**BRIEF**
An exact, complete copy of the entries that follow is needed.

Web page and app entries:
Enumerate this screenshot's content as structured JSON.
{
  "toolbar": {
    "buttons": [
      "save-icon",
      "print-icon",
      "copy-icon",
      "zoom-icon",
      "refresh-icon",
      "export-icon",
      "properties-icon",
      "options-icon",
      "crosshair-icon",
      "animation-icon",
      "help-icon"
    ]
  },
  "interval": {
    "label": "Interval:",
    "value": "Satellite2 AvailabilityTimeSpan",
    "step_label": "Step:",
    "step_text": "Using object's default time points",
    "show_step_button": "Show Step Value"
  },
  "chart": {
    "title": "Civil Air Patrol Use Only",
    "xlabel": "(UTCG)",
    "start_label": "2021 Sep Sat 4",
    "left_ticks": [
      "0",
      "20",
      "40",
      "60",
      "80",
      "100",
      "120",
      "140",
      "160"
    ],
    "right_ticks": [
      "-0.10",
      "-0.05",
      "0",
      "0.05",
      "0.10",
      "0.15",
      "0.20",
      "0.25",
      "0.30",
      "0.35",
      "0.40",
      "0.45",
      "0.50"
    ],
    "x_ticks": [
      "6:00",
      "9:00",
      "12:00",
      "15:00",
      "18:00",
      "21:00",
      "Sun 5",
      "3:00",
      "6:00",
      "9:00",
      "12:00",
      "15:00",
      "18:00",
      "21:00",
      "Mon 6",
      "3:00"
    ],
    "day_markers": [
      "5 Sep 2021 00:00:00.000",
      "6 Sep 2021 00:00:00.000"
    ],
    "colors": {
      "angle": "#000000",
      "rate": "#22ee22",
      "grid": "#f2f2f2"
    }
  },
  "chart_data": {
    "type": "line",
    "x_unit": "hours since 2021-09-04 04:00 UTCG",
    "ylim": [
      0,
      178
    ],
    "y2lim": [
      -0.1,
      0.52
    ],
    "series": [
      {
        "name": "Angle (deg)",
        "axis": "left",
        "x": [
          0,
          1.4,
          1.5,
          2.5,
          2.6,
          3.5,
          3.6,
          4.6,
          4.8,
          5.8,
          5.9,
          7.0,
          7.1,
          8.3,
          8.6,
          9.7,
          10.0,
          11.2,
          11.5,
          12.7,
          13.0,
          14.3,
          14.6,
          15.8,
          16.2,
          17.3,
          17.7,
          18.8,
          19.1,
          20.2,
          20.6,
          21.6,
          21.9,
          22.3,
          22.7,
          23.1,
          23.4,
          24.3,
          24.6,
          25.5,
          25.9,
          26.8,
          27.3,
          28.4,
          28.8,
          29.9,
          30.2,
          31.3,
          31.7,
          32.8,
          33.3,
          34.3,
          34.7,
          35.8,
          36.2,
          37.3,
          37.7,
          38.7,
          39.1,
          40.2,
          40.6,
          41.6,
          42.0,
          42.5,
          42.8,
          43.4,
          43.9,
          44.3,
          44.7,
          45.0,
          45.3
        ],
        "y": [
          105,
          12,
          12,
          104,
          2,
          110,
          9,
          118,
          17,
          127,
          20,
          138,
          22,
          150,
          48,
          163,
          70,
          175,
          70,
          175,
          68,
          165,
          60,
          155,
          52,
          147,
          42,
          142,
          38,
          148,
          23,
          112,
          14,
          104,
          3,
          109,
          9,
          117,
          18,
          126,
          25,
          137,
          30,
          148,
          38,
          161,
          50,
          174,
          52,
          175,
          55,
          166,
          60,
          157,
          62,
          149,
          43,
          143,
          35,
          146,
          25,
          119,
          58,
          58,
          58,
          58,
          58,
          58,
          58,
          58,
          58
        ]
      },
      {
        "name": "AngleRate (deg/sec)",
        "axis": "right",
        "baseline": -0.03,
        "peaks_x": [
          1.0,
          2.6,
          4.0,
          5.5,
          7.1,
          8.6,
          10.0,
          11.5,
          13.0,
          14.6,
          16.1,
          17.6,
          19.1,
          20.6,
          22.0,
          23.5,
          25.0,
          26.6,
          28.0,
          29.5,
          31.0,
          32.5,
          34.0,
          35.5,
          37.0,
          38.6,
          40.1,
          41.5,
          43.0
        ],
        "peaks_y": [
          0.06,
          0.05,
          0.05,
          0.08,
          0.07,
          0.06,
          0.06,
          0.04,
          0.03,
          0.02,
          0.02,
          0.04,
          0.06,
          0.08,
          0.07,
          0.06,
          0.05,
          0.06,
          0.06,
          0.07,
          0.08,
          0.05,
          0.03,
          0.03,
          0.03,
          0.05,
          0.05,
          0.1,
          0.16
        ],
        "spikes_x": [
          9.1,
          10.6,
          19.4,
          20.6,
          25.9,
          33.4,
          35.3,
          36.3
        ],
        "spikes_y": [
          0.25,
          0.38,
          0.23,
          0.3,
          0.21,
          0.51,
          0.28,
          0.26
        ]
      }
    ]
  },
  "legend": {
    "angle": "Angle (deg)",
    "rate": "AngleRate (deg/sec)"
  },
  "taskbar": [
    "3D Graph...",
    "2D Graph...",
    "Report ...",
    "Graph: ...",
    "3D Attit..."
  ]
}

**OUTPUT**
Enumerate this screenshot's content as structured JSON.
{
  "toolbar": {
    "buttons": [
      "save-icon",
      "print-icon",
      "copy-icon",
      "zoom-icon",
      "refresh-icon",
      "export-icon",
      "properties-icon",
      "options-icon",
      "crosshair-icon",
      "animation-icon",
      "help-icon"
    ]
  },
  "interval": {
    "label": "Interval:",
    "value": "Satellite2 AvailabilityTimeSpan",
    "step_label": "Step:",
    "step_text": "Using object's default time points",
    "show_step_button": "Show Step Value"
  },
  "chart": {
    "title": "Civil Air Patrol Use Only",
    "xlabel": "(UTCG)",
    "start_label": "2021 Sep Sat 4",
    "left_ticks": [
      "0",
      "20",
      "40",
      "60",
      "80",
      "100",
      "120",
      "140",
      "160"
    ],
    "right_ticks": [
      "-0.10",
      "-0.05",
      "0",
      "0.05",
      "0.10",
      "0.15",
      "0.20",
      "0.25",
      "0.30",
      "0.35",
      "0.40",
      "0.45",
      "0.50"
    ],
    "x_ticks": [
      "6:00",
      "9:00",
      "12:00",
      "15:00",
      "18:00",
      "21:00",
      "Sun 5",
      "3:00",
      "6:00",
      "9:00",
      "12:00",
      "15:00",
      "18:00",
      "21:00",
      "Mon 6",
      "3:00"
    ],
    "day_markers": [
      "5 Sep 2021 00:00:00.000",
      "6 Sep 2021 00:00:00.000"
    ],
    "colors": {
      "angle": "#000000",
      "rate": "#22ee22",
      "grid": "#f2f2f2"
    }
  },
  "chart_data": {
    "type": "line",
    "x_unit": "hours since 2021-09-04 04:00 UTCG",
    "ylim": [
      0,
      178
    ],
    "y2lim": [
      -0.1,
      0.52
    ],
    "series": [
      {
        "name": "Angle (deg)",
        "axis": "left",
        "x": [
          0,
          1.4,
          1.5,
          2.5,
          2.6,
          3.5,
          3.6,
          4.6,
          4.8,
          5.8,
          5.9,
          7.0,
          7.1,
          8.3,
          8.6,
          9.7,
          10.0,
          11.2,
          11.5,
          12.7,
          13.0,
          14.3,
          14.6,
          15.8,
          16.2,
          17.3,
          17.7,
          18.8,
          19.1,
          20.2,
          20.6,
          21.6,
          21.9,
          22.3,
          22.7,
          23.1,
          23.4,
          24.3,
          24.6,
          25.5,
          25.9,
          26.8,
          27.3,
          28.4,
          28.8,
          29.9,
          30.2,
          31.3,
          31.7,
          32.8,
          33.3,
          34.3,
          34.7,
          35.8,
          36.2,
          37.3,
          37.7,
          38.7,
          39.1,
          40.2,
          40.6,
          41.6,
          42.0,
          42.5,
          42.8,
          43.4,
          43.9,
          44.3,
          44.7,
          45.0,
          45.3
        ],
        "y": [
          105,
          12,
          12,
          104,
          2,
          110,
          9,
          118,
          17,
          127,
          20,
          138,
          22,
          150,
          48,
          163,
          70,
          175,
          70,
          175,
          68,
          165,
          60,
          155,
          52,
          147,
          42,
          142,
          38,
          148,
          23,
          112,
          14,
          104,
          3,
          109,
          9,
          117,
          18,
          126,
          25,
          137,
          30,
          148,
          38,
          161,
          50,
          174,
          52,
          175,
          55,
          166,
          60,
          157,
          62,
          149,
          43,
          143,
          35,
          146,
          25,
          119,
          58,
          58,
          58,
          58,
          58,
          58,
          58,
          58,
          58
        ]
      },
      {
        "name": "AngleRate (deg/sec)",
        "axis": "right",
        "baseline": -0.03,
        "peaks_x": [
          1.0,
          2.6,
          4.0,
          5.5,
          7.1,
          8.6,
          10.0,
          11.5,
          13.0,
          14.6,
          16.1,
          17.6,
          19.1,
          20.6,
          22.0,
          23.5,
          25.0,
          26.6,
          28.0,
          29.5,
          31.0,
          32.5,
          34.0,
          35.5,
          37.0,
          38.6,
          40.1,
          41.5,
          43.0
        ],
        "peaks_y": [
          0.06,
          0.05,
          0.05,
          0.08,
          0.07,
          0.06,
          0.06,
          0.04,
          0.03,
          0.02,
          0.02,
          0.04,
          0.06,
          0.08,
          0.07,
          0.06,
          0.05,
          0.06,
          0.06,
          0.07,
          0.08,
          0.05,
          0.03,
          0.03,
          0.03,
          0.05,
          0.05,
          0.1,
          0.16
        ],
        "spikes_x": [
          9.1,
          10.6,
          19.4,
          20.6,
          25.9,
          33.4,
          35.3,
          36.3
        ],
        "spikes_y": [
          0.25,
          0.38,
          0.23,
          0.3,
          0.21,
          0.51,
          0.28,
          0.26
        ]
      }
    ]
  },
  "legend": {
    "angle": "Angle (deg)",
    "rate": "AngleRate (deg/sec)"
  },
  "taskbar": [
    "3D Graph...",
    "2D Graph...",
    "Report ...",
    "Graph: ...",
    "3D Attit..."
  ]
}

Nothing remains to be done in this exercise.